I am using SAML, JIT, and other functionality where possible.  That's all well and good, however I want the capability in the Okta product set to completely eliminate password as a factor. I believe passwords to be a weakness -- if the history of IT Security has shown us anything, that has been highlighted many times over.

There exist other authentication suites, not competing, but complementary, such as TransmitSecurity when used in conjunction with Okta could provide a path to a password-less environment.  It boils down to employing a risk engine to calculate the appropriate method(s) of authentication based on the specific auth request/situation.  Then, as a user fulfills said auth request(s), a red/green is sent back to the connected service via API.

I'd like to have the option to choose from a list of 6 or 8 auth methods and password could be one, just in most cases it isn't necessary, effective, or efficient for auth.  When a user is coming from a known device in a known Network and it fits their behavioral profile, would a single biometric be sufficient?  Most likely.  Now, does that user want to do something more admin-like?  Perhaps it meets a higher risk threshold and there is another factor required in step-up. 

I  realize what it is that I'm asking for... But I'm looking towards future/advanced functionality and would like to see these features on the horizon.
Benjamin MullenBenjamin Mullen
Hi Ben,

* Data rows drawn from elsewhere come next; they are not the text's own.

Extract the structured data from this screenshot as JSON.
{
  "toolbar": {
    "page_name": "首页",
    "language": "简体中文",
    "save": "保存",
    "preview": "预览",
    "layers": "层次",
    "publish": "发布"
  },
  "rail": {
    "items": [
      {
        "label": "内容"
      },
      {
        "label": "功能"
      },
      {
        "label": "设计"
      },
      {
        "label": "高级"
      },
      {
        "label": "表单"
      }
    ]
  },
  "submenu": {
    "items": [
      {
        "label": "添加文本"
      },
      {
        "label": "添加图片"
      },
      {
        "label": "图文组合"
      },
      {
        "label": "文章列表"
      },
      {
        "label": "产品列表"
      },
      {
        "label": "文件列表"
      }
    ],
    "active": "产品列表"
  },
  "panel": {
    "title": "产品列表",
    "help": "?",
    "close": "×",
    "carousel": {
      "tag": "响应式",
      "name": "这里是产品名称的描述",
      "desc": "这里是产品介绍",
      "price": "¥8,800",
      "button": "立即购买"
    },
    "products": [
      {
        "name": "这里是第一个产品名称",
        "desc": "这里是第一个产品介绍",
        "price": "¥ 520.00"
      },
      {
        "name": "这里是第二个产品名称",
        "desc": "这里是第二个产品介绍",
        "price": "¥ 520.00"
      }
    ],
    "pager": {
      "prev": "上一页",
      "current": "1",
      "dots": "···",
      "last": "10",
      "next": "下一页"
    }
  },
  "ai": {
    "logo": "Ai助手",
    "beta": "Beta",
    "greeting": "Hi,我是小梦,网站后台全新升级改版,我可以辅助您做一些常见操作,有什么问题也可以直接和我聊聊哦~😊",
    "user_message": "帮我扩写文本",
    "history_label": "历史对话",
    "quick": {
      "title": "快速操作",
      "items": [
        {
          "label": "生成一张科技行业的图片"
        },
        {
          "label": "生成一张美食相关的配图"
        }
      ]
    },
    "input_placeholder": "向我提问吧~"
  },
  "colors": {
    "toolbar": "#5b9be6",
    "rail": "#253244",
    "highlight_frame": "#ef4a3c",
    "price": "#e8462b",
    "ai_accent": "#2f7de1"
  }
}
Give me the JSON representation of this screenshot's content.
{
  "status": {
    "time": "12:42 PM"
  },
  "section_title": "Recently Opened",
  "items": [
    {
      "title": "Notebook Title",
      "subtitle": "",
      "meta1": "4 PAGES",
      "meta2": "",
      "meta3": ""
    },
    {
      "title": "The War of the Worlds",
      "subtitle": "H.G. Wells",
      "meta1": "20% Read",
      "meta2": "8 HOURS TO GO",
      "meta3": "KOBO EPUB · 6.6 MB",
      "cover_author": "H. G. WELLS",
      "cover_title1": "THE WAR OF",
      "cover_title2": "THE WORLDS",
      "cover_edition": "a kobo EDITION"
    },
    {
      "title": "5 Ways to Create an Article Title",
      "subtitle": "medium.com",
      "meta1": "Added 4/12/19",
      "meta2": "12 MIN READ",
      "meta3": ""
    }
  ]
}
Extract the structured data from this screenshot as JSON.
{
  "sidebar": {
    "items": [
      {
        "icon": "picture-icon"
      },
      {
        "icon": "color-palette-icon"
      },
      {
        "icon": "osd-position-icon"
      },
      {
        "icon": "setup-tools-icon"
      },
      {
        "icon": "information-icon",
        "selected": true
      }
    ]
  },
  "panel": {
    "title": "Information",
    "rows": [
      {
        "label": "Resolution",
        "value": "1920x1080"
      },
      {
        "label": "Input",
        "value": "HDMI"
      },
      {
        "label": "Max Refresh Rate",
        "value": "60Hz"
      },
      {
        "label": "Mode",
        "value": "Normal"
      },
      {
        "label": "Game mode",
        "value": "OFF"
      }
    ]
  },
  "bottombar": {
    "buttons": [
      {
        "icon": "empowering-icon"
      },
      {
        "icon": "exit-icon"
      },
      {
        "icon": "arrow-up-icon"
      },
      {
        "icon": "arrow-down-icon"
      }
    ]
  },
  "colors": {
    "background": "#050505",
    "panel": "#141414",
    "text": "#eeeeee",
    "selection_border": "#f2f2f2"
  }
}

We're trying to do the same thing. From an Okta perspective, their IDP discovery features coming out appear to be leading down a path where a user can enter a username and then receive a push notification via Okta Verify, for example.

But that seems a good 6-9 months out at least. So we looked for a 3rd party IDP that we can then set Okta to trust to allow for optional no-password login in the meantime. We've settled on a company that uses QR code scanning via a mobile app to do just this. Happy to share details privately.

We're also piloting Windows Hello as we're predominantly a Windows 10 shop. So far it's being received very well, especially from our travelers. Hoping that Chrome gets on the Web AuthN bandwagon quickly so it's not just available in Edge.

For IT users and the like that need remote server access, we're looking at a purchase for a privileged access broker that would integrate with a credential vault to bridge that gap.

Even still, an Okta user needs his/her password to edit user settings, add MFA options, or log into the Okta Mobile app. Our MDM also relies on passwords for device registration. So we're not 100% there yet.

We've taken the approach of enabling no-password authentication wherever possible, hoping to close gaps as we go. I agree with you - we can't sit idle and wait, we need to start moving away from shared secrets for authentication.

Ben
This was selected as the best answer
Matt FlemingMatt Fleming
We're in the same boat. We're a Windows 10 and Chrome shop. Using Edge as a primary browser is out of the question due to a number of business constraints. Windows Hello is working great to get users onto machines but tying into Okta via is the next obstacle. Anything that can be done to get more steam behind this thread to put it on Okta's radar would be awesome. 
Benjamin MullenBenjamin Mullen
Aside, it looks like Google is finally building in Web AuthN support: https://lists.w3.org/Archives/Public/public-webauthn/2018Jan/0273.html

This may not enable Windows Hello automatically in Chrome, but it's a necessary first step. Fingers crossed that later this year with new Okta and Chrome functionality, Windows Hello may be a viable login possibility.